:: Dataset records
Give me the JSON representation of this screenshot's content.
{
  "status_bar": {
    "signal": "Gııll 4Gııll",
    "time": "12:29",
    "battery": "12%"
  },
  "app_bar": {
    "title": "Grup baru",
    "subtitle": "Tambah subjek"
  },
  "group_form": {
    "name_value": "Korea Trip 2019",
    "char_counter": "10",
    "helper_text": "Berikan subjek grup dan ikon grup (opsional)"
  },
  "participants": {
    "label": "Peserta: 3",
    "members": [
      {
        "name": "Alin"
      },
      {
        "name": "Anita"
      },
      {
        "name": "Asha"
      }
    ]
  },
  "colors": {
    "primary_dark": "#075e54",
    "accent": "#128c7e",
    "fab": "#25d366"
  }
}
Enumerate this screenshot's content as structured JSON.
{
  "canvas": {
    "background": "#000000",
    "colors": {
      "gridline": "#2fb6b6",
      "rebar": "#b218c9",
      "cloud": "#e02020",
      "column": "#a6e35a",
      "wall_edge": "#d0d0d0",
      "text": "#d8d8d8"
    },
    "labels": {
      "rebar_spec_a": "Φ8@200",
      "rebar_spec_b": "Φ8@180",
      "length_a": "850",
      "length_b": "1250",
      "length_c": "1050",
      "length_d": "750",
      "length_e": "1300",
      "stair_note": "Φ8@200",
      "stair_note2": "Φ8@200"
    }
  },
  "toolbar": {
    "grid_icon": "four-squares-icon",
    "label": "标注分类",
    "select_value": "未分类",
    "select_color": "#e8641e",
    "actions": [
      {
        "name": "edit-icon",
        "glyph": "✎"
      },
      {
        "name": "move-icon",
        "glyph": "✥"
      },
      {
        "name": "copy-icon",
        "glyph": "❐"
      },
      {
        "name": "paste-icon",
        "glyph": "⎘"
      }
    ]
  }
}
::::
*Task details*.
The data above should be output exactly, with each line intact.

*Your response*.
Give me the JSON representation of this screenshot's content.
{
  "status_bar": {
    "signal": "Gııll 4Gııll",
    "time": "12:29",
    "battery": "12%"
  },
  "app_bar": {
    "title": "Grup baru",
    "subtitle": "Tambah subjek"
  },
  "group_form": {
    "name_value": "Korea Trip 2019",
    "char_counter": "10",
    "helper_text": "Berikan subjek grup dan ikon grup (opsional)"
  },
  "participants": {
    "label": "Peserta: 3",
    "members": [
      {
        "name": "Alin"
      },
      {
        "name": "Anita"
      },
      {
        "name": "Asha"
      }
    ]
  },
  "colors": {
    "primary_dark": "#075e54",
    "accent": "#128c7e",
    "fab": "#25d366"
  }
}
Enumerate this screenshot's content as structured JSON.
{
  "canvas": {
    "background": "#000000",
    "colors": {
      "gridline": "#2fb6b6",
      "rebar": "#b218c9",
      "cloud": "#e02020",
      "column": "#a6e35a",
      "wall_edge": "#d0d0d0",
      "text": "#d8d8d8"
    },
    "labels": {
      "rebar_spec_a": "Φ8@200",
      "rebar_spec_b": "Φ8@180",
      "length_a": "850",
      "length_b": "1250",
      "length_c": "1050",
      "length_d": "750",
      "length_e": "1300",
      "stair_note": "Φ8@200",
      "stair_note2": "Φ8@200"
    }
  },
  "toolbar": {
    "grid_icon": "four-squares-icon",
    "label": "标注分类",
    "select_value": "未分类",
    "select_color": "#e8641e",
    "actions": [
      {
        "name": "edit-icon",
        "glyph": "✎"
      },
      {
        "name": "move-icon",
        "glyph": "✥"
      },
      {
        "name": "copy-icon",
        "glyph": "❐"
      },
      {
        "name": "paste-icon",
        "glyph": "⎘"
      }
    ]
  }
}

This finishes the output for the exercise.